Problem statement: Show every line of the data where the word "ByLayer" can be found.

- Opening Delimiter -

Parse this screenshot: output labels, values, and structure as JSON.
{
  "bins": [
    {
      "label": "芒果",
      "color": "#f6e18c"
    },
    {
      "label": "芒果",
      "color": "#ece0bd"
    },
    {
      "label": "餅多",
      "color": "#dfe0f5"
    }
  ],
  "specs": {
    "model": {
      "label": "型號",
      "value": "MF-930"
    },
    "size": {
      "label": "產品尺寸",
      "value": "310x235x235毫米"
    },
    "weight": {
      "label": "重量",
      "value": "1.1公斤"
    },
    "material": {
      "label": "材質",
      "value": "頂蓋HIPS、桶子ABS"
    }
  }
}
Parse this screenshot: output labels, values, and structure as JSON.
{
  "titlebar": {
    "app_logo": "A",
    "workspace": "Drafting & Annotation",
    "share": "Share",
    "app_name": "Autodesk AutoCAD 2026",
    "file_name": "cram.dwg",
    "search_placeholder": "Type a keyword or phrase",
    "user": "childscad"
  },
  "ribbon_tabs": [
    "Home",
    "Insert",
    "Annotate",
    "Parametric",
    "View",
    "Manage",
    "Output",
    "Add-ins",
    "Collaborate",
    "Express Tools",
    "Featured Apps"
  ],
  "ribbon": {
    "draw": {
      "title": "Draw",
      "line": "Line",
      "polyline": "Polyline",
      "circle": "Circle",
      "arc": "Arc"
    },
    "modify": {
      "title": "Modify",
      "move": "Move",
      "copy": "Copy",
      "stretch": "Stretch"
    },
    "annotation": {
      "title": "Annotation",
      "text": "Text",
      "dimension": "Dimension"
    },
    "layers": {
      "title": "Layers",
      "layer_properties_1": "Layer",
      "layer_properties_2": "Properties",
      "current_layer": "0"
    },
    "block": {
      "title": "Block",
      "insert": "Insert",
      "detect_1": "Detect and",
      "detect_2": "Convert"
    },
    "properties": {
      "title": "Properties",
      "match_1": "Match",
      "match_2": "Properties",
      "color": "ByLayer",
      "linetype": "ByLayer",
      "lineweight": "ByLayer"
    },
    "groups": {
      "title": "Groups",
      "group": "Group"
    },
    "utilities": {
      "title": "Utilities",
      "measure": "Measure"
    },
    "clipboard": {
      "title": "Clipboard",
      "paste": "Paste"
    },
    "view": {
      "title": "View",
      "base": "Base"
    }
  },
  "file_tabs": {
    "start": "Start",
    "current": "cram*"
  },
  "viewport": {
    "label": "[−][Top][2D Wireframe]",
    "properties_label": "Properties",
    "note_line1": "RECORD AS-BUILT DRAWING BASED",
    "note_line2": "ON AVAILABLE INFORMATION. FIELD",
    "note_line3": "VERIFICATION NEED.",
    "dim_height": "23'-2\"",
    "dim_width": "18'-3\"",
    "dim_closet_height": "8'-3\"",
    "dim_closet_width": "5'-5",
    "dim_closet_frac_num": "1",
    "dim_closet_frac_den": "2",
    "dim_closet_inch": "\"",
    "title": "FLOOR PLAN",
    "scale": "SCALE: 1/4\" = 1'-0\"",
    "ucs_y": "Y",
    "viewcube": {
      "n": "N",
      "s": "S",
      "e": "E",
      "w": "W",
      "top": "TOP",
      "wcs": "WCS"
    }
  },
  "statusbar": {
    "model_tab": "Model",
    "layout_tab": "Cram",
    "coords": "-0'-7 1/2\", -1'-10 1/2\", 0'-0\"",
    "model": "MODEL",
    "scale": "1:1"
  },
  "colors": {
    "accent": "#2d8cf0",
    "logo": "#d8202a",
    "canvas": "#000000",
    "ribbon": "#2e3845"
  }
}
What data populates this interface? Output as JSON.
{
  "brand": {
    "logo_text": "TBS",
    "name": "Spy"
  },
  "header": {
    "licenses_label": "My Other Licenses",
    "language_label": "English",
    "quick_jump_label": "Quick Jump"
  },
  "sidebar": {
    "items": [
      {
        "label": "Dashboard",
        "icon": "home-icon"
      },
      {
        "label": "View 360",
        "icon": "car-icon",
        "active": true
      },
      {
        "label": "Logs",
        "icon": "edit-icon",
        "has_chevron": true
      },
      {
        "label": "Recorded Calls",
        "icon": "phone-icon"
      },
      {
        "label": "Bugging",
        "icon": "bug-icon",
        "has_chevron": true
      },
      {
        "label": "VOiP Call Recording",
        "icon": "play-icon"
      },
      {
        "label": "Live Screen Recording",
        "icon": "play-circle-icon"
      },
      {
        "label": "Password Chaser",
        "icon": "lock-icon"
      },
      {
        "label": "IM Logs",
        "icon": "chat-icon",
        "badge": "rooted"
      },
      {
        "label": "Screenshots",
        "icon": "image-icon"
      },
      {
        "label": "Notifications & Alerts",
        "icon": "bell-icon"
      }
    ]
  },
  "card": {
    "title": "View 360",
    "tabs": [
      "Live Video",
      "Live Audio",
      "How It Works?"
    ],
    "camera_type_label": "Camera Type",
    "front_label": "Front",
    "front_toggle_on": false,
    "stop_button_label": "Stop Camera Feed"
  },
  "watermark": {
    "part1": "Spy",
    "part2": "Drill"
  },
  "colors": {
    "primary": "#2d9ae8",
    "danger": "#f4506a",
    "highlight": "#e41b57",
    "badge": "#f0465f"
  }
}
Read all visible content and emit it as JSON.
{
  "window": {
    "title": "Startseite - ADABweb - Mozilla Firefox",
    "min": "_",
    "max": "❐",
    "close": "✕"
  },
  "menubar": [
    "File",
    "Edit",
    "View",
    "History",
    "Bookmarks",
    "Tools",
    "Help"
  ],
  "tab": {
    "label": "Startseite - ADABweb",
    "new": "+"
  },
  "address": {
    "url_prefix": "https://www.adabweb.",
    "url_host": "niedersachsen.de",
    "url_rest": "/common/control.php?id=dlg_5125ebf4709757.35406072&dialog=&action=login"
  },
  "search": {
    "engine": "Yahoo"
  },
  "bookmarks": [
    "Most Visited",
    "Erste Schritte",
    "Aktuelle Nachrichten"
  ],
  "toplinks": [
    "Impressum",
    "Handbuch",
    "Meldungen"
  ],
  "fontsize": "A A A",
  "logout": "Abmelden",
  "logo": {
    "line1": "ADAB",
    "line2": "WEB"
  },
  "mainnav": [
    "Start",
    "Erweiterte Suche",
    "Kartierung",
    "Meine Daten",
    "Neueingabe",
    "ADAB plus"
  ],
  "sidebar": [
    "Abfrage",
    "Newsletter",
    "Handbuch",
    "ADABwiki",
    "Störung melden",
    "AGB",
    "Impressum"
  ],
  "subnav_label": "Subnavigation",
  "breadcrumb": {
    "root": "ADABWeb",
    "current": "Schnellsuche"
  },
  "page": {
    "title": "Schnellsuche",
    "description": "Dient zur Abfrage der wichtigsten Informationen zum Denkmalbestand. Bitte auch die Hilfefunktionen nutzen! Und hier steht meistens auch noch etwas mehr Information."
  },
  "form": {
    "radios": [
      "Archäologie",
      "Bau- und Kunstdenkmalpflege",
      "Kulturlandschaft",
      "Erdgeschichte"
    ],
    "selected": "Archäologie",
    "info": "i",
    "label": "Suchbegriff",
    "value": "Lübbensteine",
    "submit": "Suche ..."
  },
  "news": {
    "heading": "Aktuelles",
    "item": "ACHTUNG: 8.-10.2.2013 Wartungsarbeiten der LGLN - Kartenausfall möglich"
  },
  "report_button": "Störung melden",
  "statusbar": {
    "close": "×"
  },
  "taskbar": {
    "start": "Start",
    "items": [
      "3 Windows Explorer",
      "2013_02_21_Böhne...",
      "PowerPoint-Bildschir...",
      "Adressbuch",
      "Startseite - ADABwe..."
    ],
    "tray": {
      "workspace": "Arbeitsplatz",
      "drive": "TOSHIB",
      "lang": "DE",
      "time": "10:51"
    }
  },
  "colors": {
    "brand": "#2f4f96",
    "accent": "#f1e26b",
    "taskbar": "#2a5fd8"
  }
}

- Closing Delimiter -

Result of this exercise:
      "color": "ByLayer",
      "linetype": "ByLayer",
      "lineweight": "ByLayer"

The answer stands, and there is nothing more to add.